The VOLT sales in 2012 were over 22,000 up from 7,000 the year before. GM has actually sold more Chevy Volts than Corvettes since January 2012!
The Spark EV (maybe a bad name!!) is a pure EV and will go on sale this year. It's GM's answer to the Nissan Leaf.
Cadillac is getting a version of the VOLT for big spenders, the Cadillac ELR. It's a luxury version of the Chevy Volt with a higher level of performance (though the electric range and fuel economy is about the same).
The C-Max is a hybrid only and the C-Max Energi is a Plug-in version of the same. The C-Max Energi has a larger battery, can go 21 miles in full electric mode and at speeds up to 47 mph or faster on the battery alone, and gets 110 MPGe in the city. The Energi also has one of the longest combined driving ranges of any plug-in electric hybrid, delivering up to 620 miles on a full battery and tank of fuel.
Both versions of the C-Max are selling very well. It replaced the Escape HEV. The Escape was still on sale in 2013 but no HEV system. The Fusion was completely re-designed for 2013 and uses the C-Max hybrid drivetrain. The Fusion is also available as a Plug-in (Fusion Energi). Both now have separate inverters (Power electronics boxes) from the CVT. Very Toyota like. Also, no more NiMH batteries as Ford has gone to Li-ion.
The 2013 Leaf has a new EV system (same battery) and a lower price ($22,000 after a $7,500 federal tax credit).
Hyundai / Kia Hybrids
They beat Honda in sales last year in the HEV market. These cars share the same system.
There is a direct correlation between fuel prices and the types of vehicles consumers buy. When prices are high, they buy smaller, more fuel efficient vehicles, hybrids and electrics. When fuel prices drop, as they have in 2015 and 2016, consumers tend to buy larger, less fuel efficient vehicles and fewer hybrids and electric vehicles. Consequently, hybrid and electric vehicle sales have declined somewhat in 2015 and 2016 in spite of the fact that there are not more hybrid and electric models than ever before.

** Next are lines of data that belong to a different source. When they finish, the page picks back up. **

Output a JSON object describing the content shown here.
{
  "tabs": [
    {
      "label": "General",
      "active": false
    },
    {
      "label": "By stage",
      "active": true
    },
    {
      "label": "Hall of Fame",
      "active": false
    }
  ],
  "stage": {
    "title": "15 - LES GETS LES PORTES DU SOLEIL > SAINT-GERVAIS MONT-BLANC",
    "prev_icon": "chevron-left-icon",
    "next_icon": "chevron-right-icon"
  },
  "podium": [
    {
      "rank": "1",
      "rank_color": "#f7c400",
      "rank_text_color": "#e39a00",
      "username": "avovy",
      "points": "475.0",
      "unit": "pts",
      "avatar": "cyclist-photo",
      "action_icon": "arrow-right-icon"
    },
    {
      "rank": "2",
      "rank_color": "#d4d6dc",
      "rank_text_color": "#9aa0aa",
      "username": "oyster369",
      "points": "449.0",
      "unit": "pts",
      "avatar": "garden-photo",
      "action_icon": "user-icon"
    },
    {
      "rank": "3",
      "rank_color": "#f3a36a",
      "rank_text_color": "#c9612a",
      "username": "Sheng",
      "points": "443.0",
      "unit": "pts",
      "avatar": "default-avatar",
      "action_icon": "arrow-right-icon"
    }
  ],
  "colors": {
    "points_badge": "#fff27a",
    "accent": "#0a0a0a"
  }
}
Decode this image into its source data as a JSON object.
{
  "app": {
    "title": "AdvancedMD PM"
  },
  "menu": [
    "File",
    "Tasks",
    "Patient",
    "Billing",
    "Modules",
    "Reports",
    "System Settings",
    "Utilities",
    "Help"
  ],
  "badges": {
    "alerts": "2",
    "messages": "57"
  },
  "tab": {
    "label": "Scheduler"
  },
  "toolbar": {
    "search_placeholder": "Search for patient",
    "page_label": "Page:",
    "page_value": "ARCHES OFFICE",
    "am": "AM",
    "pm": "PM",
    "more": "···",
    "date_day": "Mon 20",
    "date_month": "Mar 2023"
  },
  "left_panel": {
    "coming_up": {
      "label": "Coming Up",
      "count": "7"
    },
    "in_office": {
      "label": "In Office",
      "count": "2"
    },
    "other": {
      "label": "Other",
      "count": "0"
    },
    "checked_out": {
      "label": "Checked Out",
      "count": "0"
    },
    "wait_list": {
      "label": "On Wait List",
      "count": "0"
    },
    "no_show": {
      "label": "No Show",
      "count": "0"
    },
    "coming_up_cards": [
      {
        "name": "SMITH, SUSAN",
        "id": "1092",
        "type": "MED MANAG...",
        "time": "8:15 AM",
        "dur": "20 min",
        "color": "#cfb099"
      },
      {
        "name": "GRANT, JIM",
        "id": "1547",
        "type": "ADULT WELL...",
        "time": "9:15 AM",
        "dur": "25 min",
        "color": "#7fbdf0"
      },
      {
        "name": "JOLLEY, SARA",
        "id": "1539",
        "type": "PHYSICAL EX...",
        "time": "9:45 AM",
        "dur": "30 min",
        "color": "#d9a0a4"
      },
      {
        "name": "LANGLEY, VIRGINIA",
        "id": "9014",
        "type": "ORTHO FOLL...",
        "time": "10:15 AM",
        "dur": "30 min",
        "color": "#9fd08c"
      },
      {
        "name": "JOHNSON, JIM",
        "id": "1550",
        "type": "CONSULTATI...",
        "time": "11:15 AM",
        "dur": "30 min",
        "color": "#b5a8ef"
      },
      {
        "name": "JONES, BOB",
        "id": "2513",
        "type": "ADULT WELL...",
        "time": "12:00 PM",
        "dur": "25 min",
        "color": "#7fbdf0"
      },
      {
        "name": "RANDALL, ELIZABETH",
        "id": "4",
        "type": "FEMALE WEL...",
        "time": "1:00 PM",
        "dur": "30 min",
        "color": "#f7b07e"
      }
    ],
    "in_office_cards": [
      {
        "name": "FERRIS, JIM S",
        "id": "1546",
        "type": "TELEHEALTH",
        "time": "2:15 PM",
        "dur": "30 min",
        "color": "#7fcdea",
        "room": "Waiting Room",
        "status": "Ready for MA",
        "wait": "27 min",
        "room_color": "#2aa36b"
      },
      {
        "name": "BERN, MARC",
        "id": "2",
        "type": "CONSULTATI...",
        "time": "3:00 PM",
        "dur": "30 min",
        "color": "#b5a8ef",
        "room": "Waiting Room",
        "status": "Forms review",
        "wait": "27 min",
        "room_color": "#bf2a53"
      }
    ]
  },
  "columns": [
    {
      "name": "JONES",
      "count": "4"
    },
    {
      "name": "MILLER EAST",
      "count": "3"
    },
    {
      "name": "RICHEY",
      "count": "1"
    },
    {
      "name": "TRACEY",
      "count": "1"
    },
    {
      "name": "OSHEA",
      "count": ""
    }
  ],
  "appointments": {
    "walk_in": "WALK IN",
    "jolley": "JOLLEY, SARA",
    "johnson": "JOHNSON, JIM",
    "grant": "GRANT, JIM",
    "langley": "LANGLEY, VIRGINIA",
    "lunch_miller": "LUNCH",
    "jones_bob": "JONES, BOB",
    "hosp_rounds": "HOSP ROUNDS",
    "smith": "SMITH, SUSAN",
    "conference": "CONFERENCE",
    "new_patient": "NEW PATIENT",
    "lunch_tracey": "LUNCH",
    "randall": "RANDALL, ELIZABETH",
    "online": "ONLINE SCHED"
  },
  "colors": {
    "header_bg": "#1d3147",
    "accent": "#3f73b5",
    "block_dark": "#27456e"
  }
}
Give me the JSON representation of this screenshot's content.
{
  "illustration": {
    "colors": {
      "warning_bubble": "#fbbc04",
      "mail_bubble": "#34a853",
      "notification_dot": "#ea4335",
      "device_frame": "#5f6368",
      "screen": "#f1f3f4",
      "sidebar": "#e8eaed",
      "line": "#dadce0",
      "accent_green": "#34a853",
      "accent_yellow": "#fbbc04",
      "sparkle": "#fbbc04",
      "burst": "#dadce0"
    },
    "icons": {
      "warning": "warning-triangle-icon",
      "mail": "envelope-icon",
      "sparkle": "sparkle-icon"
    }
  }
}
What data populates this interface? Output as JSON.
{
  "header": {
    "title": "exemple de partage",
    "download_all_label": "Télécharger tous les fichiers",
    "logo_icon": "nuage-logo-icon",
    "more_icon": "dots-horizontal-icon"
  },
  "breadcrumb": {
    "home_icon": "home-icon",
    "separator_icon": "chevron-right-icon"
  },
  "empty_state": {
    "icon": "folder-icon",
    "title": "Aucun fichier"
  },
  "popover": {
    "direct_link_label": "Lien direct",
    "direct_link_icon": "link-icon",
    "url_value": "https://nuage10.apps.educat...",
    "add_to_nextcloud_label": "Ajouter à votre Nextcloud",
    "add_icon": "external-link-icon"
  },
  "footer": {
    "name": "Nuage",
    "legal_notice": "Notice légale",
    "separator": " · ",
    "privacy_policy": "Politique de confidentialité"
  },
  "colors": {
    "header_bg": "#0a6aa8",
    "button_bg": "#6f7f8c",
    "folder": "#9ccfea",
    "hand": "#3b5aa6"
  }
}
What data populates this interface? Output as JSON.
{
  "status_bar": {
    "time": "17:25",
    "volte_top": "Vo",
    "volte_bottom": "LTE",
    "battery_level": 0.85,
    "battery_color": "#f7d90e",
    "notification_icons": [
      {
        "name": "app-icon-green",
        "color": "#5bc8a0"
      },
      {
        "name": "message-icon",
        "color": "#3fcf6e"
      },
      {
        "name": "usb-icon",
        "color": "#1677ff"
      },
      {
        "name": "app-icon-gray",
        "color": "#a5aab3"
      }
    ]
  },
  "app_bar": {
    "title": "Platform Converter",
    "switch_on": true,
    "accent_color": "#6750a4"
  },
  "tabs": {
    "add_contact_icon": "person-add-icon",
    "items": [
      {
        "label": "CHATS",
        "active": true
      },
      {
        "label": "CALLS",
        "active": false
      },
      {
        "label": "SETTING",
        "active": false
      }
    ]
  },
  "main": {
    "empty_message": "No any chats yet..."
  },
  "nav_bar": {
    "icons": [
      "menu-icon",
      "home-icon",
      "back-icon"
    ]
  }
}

Fuel prices also affect the resale value of used cars, including hybrids and electrics. When gas prices are high, nobody wants a gas hog so the resale value of large vehicles drops while that of smaller vehicles, hybrids and electrics go up. Likewise, when fuel prices drop, hybrid and electric vehicles are less appealing so their resale value declines.